This was coming, of course. The moment that Sam Hurd earned himself a FEDS cover—the old-fashioned way, by agreeing to buy between five and 10 kilos of coke and an amount of marijuana that weighed as much as the left side of the Bears offensive line outside of a Morton's in suburban Chicago—was the moment that some enterprising goofball started writing coke-rap lyrics rhyming Hurd's name with "birds" or "words" or ya heard." Ian Cohen was all over this back in December.

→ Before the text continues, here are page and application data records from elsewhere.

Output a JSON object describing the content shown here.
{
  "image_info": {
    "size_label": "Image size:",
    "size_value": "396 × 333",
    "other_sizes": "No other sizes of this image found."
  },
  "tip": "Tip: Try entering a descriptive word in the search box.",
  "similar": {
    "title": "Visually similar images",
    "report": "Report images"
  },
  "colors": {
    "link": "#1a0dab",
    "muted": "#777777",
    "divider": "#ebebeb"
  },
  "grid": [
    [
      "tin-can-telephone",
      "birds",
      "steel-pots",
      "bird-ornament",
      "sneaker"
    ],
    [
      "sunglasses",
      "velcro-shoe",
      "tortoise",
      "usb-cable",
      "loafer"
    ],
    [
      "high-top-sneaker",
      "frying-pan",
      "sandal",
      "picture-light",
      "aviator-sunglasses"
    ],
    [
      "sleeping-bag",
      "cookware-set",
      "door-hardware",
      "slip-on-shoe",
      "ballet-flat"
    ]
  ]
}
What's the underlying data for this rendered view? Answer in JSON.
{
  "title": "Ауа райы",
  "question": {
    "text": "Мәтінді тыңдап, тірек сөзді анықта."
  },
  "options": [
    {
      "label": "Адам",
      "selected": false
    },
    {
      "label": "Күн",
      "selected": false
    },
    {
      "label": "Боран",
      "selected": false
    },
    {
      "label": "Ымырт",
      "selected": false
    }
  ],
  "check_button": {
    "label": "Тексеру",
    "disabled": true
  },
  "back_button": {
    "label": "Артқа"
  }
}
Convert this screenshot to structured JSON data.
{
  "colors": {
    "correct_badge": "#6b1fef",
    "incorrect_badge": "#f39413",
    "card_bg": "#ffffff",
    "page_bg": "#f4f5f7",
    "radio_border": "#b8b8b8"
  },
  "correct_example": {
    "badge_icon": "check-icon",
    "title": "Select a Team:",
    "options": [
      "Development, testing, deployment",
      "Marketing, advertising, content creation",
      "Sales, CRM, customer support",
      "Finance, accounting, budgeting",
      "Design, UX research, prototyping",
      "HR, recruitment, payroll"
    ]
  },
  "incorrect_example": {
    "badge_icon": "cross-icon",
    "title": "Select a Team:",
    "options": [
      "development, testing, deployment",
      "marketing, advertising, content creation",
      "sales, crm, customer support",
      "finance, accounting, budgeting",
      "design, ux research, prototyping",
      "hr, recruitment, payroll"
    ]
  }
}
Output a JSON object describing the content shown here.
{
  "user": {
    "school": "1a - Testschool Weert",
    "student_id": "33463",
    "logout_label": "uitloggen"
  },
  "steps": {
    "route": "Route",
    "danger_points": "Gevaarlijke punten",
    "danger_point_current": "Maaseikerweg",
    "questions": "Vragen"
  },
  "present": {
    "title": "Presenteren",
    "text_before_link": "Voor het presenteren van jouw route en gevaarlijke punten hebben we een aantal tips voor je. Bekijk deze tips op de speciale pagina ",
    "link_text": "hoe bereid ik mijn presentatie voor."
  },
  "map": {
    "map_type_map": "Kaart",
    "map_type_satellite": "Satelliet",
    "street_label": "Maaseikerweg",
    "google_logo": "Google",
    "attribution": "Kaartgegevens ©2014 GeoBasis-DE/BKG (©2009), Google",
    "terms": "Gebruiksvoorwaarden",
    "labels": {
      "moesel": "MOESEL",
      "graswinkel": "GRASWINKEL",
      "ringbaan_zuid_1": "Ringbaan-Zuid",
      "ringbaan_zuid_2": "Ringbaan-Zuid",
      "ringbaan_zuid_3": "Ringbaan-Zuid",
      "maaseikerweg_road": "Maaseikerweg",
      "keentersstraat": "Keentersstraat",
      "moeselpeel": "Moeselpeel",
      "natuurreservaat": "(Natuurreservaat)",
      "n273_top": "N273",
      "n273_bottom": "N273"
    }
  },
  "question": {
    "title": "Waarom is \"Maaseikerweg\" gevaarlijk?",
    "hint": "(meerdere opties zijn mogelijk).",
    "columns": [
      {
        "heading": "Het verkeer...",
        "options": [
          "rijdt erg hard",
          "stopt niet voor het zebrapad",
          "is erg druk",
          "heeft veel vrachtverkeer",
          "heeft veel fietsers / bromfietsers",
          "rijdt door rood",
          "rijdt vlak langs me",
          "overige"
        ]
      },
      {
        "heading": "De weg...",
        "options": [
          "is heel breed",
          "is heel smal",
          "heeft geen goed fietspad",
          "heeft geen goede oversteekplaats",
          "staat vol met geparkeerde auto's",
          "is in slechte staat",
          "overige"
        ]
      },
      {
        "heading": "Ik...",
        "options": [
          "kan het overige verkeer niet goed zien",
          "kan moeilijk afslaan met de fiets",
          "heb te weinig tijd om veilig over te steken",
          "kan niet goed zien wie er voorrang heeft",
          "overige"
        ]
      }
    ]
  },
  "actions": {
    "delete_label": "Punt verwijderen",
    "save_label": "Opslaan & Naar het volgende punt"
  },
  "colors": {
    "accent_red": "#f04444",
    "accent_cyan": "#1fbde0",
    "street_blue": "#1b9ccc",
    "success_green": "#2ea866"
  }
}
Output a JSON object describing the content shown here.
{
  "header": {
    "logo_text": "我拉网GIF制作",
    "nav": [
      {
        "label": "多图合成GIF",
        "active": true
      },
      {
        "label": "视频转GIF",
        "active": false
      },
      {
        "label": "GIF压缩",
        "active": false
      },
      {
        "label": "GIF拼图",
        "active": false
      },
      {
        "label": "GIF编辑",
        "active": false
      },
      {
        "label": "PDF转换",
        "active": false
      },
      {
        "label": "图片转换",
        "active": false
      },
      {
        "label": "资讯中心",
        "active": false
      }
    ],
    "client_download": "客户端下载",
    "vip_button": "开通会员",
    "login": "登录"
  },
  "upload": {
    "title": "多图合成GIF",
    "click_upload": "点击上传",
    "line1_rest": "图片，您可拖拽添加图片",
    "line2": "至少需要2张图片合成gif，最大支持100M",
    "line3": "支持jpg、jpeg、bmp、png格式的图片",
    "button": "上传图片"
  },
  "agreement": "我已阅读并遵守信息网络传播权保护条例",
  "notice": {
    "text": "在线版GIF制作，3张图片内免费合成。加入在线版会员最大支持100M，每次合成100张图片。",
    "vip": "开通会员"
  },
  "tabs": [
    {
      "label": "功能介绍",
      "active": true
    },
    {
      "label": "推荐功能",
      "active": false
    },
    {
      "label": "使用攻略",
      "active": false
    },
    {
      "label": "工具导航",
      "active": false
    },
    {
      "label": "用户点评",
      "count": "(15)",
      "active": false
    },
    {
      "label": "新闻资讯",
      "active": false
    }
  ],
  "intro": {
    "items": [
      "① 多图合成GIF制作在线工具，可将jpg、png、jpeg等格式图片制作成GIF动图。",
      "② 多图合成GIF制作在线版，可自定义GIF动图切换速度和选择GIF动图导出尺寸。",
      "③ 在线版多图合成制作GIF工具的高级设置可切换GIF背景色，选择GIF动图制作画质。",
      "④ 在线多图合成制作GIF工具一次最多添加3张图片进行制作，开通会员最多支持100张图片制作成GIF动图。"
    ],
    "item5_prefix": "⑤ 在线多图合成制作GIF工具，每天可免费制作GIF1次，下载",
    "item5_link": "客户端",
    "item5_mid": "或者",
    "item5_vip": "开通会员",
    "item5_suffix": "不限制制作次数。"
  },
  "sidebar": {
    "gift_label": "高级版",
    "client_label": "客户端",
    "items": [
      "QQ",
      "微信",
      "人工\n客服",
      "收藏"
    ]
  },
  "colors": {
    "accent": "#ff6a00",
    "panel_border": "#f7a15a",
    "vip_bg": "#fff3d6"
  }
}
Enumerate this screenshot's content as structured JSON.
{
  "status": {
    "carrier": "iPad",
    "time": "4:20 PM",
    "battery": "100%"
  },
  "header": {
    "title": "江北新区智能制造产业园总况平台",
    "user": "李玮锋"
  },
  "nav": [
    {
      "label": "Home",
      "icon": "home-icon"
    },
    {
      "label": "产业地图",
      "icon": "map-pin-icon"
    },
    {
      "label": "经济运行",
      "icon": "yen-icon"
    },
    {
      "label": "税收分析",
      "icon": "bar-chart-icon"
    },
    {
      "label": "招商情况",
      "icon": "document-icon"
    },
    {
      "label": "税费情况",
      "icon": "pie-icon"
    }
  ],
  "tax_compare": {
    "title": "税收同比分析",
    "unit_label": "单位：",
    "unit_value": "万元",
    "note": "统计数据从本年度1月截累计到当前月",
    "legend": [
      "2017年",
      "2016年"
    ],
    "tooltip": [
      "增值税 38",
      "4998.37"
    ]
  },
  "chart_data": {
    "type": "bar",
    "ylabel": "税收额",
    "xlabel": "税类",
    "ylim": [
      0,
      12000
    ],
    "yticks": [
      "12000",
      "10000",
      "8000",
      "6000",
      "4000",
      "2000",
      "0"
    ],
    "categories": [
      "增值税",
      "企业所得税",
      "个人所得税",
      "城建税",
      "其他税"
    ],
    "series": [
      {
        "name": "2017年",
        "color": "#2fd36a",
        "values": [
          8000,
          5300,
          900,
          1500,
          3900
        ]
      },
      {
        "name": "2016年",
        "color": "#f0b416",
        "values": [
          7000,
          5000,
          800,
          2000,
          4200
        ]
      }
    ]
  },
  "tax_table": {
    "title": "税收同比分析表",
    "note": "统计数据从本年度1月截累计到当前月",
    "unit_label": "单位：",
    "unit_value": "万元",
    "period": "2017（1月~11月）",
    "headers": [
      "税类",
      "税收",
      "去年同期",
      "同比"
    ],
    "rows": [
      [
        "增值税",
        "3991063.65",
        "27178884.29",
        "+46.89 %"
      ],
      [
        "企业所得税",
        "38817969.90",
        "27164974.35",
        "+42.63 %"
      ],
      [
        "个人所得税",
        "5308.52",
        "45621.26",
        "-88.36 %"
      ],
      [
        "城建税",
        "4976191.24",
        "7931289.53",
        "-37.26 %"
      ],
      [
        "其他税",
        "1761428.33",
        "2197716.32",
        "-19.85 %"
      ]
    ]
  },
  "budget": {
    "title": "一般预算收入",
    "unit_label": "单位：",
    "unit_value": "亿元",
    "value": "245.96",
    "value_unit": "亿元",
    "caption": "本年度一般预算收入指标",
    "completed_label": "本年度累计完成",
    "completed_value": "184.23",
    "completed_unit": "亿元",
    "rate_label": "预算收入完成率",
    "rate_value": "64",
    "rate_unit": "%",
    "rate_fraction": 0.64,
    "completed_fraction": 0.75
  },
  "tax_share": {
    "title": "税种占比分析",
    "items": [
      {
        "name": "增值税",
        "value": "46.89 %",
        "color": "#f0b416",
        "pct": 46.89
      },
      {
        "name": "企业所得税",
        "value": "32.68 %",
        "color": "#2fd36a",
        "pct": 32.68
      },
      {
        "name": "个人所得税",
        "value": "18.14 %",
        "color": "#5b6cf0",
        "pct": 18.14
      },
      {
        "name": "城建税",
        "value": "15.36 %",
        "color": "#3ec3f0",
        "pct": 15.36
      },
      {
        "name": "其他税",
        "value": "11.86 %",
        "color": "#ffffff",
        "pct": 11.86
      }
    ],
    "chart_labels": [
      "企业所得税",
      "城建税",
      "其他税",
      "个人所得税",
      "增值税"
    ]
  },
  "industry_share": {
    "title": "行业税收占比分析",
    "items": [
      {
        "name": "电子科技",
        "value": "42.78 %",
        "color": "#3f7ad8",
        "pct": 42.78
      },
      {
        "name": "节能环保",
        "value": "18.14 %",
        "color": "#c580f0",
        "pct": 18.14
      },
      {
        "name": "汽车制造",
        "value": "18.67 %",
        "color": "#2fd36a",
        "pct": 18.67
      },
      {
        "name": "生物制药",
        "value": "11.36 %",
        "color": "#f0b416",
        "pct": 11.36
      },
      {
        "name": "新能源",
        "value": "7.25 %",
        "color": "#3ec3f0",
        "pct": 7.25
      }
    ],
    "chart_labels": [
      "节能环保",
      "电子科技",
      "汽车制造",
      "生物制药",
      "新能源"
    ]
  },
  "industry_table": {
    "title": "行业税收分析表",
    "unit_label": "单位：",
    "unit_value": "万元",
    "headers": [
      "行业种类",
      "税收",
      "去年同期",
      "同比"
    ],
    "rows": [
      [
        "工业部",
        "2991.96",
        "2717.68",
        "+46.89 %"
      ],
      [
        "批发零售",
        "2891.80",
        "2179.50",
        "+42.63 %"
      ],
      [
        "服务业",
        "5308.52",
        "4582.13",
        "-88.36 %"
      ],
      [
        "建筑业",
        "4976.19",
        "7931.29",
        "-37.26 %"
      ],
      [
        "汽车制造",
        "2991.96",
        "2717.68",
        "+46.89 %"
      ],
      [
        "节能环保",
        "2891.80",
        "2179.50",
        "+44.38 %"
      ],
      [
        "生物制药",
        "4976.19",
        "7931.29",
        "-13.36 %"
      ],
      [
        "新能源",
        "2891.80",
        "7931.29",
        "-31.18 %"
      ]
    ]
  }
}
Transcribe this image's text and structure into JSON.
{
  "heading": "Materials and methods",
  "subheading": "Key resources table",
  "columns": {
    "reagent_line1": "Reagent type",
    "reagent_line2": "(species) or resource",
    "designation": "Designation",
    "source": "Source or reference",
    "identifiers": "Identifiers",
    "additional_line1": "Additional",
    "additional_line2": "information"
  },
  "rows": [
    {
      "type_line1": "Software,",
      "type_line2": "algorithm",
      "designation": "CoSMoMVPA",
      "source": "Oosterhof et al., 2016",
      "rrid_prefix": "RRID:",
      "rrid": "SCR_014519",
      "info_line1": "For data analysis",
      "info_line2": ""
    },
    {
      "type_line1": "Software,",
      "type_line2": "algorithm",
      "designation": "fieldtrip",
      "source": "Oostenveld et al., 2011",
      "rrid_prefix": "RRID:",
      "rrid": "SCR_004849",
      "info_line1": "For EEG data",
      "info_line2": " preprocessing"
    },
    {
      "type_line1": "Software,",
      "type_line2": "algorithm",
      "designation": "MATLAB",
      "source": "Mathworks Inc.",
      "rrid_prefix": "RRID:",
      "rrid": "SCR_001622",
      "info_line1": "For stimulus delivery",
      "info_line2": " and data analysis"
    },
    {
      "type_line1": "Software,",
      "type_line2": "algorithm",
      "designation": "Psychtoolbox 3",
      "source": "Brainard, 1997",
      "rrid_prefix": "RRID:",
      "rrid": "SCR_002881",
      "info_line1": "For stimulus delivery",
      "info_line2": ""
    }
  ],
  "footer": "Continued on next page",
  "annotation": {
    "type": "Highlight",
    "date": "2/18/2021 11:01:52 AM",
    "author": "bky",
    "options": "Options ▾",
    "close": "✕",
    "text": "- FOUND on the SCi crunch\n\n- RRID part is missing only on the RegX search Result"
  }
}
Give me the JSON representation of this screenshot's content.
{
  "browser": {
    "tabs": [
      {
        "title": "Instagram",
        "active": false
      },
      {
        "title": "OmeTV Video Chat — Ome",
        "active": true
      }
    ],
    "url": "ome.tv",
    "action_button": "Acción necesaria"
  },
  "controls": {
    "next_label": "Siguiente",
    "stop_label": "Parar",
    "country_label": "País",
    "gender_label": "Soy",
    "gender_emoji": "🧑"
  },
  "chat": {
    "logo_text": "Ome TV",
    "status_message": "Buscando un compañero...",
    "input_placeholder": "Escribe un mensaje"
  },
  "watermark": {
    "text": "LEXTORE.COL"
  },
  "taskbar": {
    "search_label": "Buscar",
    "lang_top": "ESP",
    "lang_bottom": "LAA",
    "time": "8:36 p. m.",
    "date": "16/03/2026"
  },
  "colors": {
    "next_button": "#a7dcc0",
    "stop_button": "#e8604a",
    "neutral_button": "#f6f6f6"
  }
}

Which means that he was still somehow three days later than Columbia, South Carolina rapper Lul Devoo, who dropped "Sam Hurd" on a not-totally-unexpecting-or-unprepared public back on December 16. As to why it took so long for Lul Devoo's new flavor to get kicked into our ears... well, consider the flavor.
The "Hurd/bird" rhyme is in place, as foretold in prophecy. Devoo even provides a window into his process by means of a behind-the-muzik video description: "Just heard the news , N they got Sam Hurd for drugs , Leave real niggas alone."
The song itself is pretty lousy, although my ear for shouty low-country coke-o fantasy-rap is not what it was. By the laughably rigid standards of this mini-genre, Devoo does hit his marks—if nothing else, he's very clear about where he stands on snitches and Feds and undercovers, and on how much import he places on staying true to the rules of the game. Which, in a style that's so incredibly proscribed in its standards and means of expression, is maybe the point—reiterative, conservative, inside-the-lines coke rap songs, mostly function like beeps arriving from some far-off satellite, communicating the message "I'm here, I'm here, I'm here," and nothing else. There's not room for much else. What I'm saying is that it's kind of disappointing Clipse didn't get here first.
But if there's nothing much that sets "Sam Hurd" apart from its like except for being the first to seize upon the Hurd opportunity, that's still not nothing. It's worth noting, maybe, that Lul Devoo already had a song called "Larry Bird," which isn't much better than "Sam Hurd" but does have a weirdly Danny Elfman-ian feel to its beat. He is presumably working on songs called "Yay Talese" or "Phil Coke" or "Selling Cocaine And Talking About Selling Cocaine Exactly By The Rules."
Really, if you're going to make an off-the-rack song depicting the trife life—snitch issues, Feds, snitch issues—in America's right-to-work states, it's probably better to pick a chorus subject who's a little more distinctive or obscure to compensate for the off-the-rackness. Perhaps your favorite detective from the Memphis episodes of A&E's The First 48? Yes, that's a good choice:
It's okay to be different, everyone! Also this does not mean you can't make another, better Sam Hurd song.